This is Stephan Kuhn, art historian at the National Museum
The picture shows various events that can be associated with "prudence" and "caution":
Wisdom is one of the classical virtues, here personified as a female figure in the middle of the motif. The mirror in her hand symbolizes self-awareness, while the coffin at her right represents death. On her head she wears a sieve to separate good from evil, lie from truth. The cityscape, which she is surrounded by, is dotted with figures that are busy with everyday tasks.
The scenes symbolize wisdom in different ways. The ladder and fire extinguishers warn of the fire hazard. In the butcher scene on the left, people are preparing for famine. Firewood is stored, and roofs are repaired in preparation for winter. The scene on the right depicts a terminally ill man who has written his will and is preparing to die.
In addition to prudence, temperance, justice, courage, faith, hope, and love make up the other virtues in this series. A few years earlier, Bruegel had completed the series of "The Seven Deadly Sins". At the same time as the symbolic representation, the detailed drawing reflects everyday life and reality in a direct way that was characteristic of Bruegel's works.
The drawing is signed and dated at the bottom left. The title at the bottom center is applied by Bruegel himself, while the inscription below the motif is written by someone else:
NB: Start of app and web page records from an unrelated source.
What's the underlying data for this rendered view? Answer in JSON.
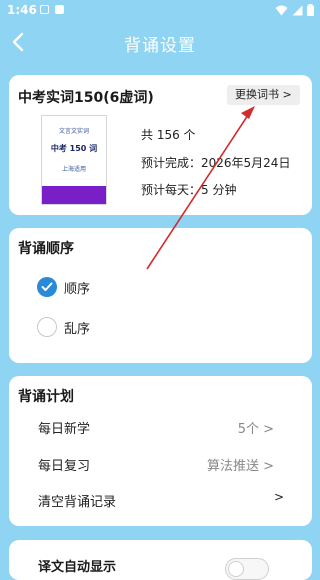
{
  "status_bar": {
    "time": "1:46"
  },
  "header": {
    "title": "背诵设置"
  },
  "book": {
    "title": "中考实词150(6虚词)",
    "change_label": "更换词书 >",
    "cover": {
      "top_text": "文言文实词",
      "main_text": "中考 150 词",
      "sub_text": "上海适用"
    },
    "total": "共 156 个",
    "expected_finish": "预计完成：2026年5月24日",
    "daily_time": "预计每天：5 分钟"
  },
  "order": {
    "title": "背诵顺序",
    "options": [
      {
        "label": "顺序",
        "checked": true
      },
      {
        "label": "乱序",
        "checked": false
      }
    ]
  },
  "plan": {
    "title": "背诵计划",
    "rows": [
      {
        "label": "每日新学",
        "value": "5个 >",
        "arrow": ""
      },
      {
        "label": "每日复习",
        "value": "算法推送 >",
        "arrow": ""
      },
      {
        "label": "清空背诵记录",
        "value": "",
        "arrow": ">"
      }
    ]
  },
  "auto_show": {
    "label": "译文自动显示",
    "enabled": false
  },
  "colors": {
    "background": "#8fd4f2",
    "accent": "#2a8ad8",
    "cover_band": "#7a1fc7",
    "annotation": "#d22b2b"
  }
}
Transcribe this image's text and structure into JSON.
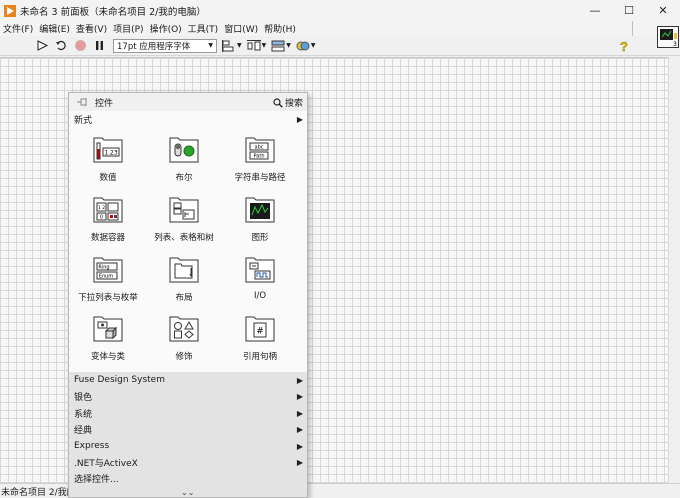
{
  "window": {
    "title": "未命名 3 前面板（未命名项目 2/我的电脑）",
    "minimize": "—",
    "maximize": "☐",
    "close": "✕"
  },
  "menu": [
    "文件(F)",
    "编辑(E)",
    "查看(V)",
    "项目(P)",
    "操作(O)",
    "工具(T)",
    "窗口(W)",
    "帮助(H)"
  ],
  "toolbar": {
    "font_select": "17pt 应用程序字体",
    "vi_icon_number": "3"
  },
  "palette": {
    "title": "控件",
    "search_label": "搜索",
    "new_style_label": "新式",
    "items": [
      {
        "label": "数值",
        "icon": "numeric-icon"
      },
      {
        "label": "布尔",
        "icon": "boolean-icon"
      },
      {
        "label": "字符串与路径",
        "icon": "string-path-icon"
      },
      {
        "label": "数据容器",
        "icon": "array-cluster-icon"
      },
      {
        "label": "列表、表格和树",
        "icon": "list-table-tree-icon"
      },
      {
        "label": "图形",
        "icon": "graph-icon"
      },
      {
        "label": "下拉列表与枚举",
        "icon": "ring-enum-icon"
      },
      {
        "label": "布局",
        "icon": "layout-icon"
      },
      {
        "label": "I/O",
        "icon": "io-icon"
      },
      {
        "label": "变体与类",
        "icon": "variant-class-icon"
      },
      {
        "label": "修饰",
        "icon": "decorations-icon"
      },
      {
        "label": "引用句柄",
        "icon": "refnum-icon"
      }
    ],
    "categories": [
      "Fuse Design System",
      "银色",
      "系统",
      "经典",
      "Express",
      ".NET与ActiveX"
    ],
    "select_control": "选择控件..."
  },
  "status": {
    "text": "未命名项目 2/我的"
  }
}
Be wise, always think of the future and be prepared for what may happen...